Understanding Your Tooth’s Anatomy
To understand what is a root canal, it helps to know a little bit about your tooth’s anatomy. Your tooth is made up of three main layers:
Enamel: The hard, outermost layer that protects your tooth
Dentin: A softer layer under the enamel that makes up most of your tooth
Pulp: The innermost layer that contains blood vessels, nerves and connective tissue
The pulp is the living tissue inside your tooth. It extends from the crown of your tooth down to the end of your root in your jawbone. The pulp is important during a tooth’s development because it helps form the dentin (the second layer). Once a tooth is fully developed, however, it can survive without the pulp because the tooth continues to be nourished by the tissues around it.
When Is a Root Canal Needed?

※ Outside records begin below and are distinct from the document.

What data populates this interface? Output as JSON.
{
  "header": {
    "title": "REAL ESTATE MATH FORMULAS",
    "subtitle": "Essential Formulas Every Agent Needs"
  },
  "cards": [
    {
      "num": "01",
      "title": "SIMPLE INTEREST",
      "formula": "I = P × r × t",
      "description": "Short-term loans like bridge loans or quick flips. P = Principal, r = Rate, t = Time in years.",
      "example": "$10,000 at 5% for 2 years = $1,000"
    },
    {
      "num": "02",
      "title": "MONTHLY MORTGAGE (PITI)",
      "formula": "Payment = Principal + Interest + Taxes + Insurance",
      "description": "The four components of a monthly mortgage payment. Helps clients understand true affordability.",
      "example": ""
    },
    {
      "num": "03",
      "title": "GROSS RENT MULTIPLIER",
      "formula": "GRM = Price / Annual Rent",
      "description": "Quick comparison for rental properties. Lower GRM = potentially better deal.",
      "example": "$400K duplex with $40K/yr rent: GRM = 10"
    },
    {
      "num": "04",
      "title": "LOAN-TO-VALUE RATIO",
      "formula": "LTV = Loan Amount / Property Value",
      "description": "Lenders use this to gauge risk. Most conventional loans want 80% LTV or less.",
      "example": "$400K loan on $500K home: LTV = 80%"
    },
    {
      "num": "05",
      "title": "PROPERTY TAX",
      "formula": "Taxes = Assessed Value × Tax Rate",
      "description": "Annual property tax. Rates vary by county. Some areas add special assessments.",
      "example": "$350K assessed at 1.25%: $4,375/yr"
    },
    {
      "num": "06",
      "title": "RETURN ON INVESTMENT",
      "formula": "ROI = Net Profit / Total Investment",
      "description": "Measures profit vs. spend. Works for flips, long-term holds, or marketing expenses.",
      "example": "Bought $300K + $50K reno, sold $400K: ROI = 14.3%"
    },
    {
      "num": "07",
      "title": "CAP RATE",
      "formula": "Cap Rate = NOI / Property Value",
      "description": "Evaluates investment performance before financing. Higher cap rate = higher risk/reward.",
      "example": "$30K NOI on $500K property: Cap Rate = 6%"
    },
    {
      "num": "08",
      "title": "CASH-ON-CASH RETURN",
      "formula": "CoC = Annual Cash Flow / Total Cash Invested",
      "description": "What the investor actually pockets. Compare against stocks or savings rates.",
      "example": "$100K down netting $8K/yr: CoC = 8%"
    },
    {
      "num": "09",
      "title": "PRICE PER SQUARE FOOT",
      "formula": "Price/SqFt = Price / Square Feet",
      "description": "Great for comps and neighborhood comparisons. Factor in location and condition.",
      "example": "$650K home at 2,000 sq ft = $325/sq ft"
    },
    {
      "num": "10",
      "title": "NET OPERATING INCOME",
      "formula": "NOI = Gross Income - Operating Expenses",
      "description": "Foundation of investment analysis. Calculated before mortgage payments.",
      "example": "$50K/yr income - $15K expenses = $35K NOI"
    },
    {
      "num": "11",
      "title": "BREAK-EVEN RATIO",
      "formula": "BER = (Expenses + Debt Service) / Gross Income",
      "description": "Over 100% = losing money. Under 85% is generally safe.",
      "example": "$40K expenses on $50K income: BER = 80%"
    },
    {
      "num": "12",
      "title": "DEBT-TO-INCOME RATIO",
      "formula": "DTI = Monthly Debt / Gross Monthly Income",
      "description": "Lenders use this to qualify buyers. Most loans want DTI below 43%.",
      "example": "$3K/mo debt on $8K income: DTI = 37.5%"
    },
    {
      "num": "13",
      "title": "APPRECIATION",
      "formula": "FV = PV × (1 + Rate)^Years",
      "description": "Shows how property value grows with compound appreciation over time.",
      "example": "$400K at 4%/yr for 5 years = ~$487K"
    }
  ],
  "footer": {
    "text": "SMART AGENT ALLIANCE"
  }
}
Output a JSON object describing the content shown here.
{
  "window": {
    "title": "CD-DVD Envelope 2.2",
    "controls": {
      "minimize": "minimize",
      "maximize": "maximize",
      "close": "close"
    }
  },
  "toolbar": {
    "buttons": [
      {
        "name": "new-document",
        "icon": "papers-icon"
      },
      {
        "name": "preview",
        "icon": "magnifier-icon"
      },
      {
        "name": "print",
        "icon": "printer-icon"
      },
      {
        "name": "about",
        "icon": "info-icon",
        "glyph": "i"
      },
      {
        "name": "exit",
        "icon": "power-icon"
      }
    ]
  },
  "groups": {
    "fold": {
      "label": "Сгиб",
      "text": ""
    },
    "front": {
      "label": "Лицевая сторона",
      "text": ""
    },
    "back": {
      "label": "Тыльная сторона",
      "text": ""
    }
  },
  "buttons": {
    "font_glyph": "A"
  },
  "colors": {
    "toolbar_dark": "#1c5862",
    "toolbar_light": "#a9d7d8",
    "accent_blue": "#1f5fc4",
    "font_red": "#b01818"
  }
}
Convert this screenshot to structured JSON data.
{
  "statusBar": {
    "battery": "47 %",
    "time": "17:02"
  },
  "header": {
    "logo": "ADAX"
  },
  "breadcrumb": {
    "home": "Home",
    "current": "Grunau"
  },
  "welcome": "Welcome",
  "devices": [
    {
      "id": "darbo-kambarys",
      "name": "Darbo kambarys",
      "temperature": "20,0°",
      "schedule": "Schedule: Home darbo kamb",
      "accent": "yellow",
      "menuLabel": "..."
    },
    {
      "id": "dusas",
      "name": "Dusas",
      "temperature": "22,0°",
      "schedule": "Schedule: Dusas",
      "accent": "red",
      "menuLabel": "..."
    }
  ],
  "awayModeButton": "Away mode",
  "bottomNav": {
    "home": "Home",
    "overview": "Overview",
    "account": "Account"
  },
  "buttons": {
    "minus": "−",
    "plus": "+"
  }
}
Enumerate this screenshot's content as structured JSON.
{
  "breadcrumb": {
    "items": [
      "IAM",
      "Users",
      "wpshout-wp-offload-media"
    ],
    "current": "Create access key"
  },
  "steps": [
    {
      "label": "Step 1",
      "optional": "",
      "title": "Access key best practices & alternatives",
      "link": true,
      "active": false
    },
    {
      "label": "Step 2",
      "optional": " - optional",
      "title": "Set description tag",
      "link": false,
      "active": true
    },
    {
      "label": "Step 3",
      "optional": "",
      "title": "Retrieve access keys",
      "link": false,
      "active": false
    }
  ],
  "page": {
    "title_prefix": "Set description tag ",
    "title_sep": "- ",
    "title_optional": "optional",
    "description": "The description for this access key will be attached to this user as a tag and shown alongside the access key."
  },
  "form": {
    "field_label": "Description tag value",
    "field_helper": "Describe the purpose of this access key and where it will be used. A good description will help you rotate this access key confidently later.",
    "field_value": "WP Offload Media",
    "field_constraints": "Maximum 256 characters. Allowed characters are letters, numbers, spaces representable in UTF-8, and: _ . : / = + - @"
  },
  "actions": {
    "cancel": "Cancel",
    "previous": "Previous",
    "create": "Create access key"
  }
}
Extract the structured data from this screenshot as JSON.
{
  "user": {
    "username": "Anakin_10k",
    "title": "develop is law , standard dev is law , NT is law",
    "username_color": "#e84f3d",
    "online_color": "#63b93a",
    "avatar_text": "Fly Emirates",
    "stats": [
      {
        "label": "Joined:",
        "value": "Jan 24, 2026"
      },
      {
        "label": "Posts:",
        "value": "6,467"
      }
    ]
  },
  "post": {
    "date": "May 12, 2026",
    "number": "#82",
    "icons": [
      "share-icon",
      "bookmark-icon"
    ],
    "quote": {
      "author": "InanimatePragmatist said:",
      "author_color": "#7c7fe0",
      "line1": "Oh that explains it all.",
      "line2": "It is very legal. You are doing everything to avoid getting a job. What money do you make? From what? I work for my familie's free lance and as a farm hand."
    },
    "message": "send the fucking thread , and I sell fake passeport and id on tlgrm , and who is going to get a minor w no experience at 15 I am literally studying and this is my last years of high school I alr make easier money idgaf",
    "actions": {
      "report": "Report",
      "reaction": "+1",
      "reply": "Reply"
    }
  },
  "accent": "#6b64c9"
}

There are a few reasons why your dentist may recommend a root canal, but the most common is due to decay or an infection. If the decay is left untreated, it will eventually reach the pulp (the innermost layer of your tooth), where it can cause an infection. This happens when bacteria from the decay invade and inflame the pulp. An infected pulp must be removed before it causes more damage to your tooth or spreads to other teeth.
There are a few signs that you may need a root canal, which include:
- Severe toothache that doesn’t go away
- Increasing sensitivity to hot or cold temperatures
- Discoloration of the tooth
- Swelling and tenderness in the gums
See your dentist as soon as possible if you experience any of these symptoms. They will be able to determine if a root canal is necessary and can help you feel more comfortable.
What Happens During a Root Canal Procedure?
During a root canal procedure, your dentist will first numb the area around your tooth so you won’t feel any pain. Next, they will create an opening in your tooth so they can access the pulp. Once they have removed the damaged pulp, they will clean out the inside of your tooth and disinfect it. Finally, they will fill and seal the tooth to prevent further damage.
Sometimes, a root canal may require a crown (or cap) to protect your tooth. Your dentist will let you know if this is necessary during your procedure.
Aftercare and Prevention
After a root canal, it’s important to take care of your teeth to prevent any further damage. Be sure to brush and floss regularly, as well as visit your dentist for regular check-ups and cleanings. With proper care, your teeth can last a lifetime!
If you think you may need a root canal or have any other questions about dental care, be sure to contact Brock North Dental. We are always happy to help!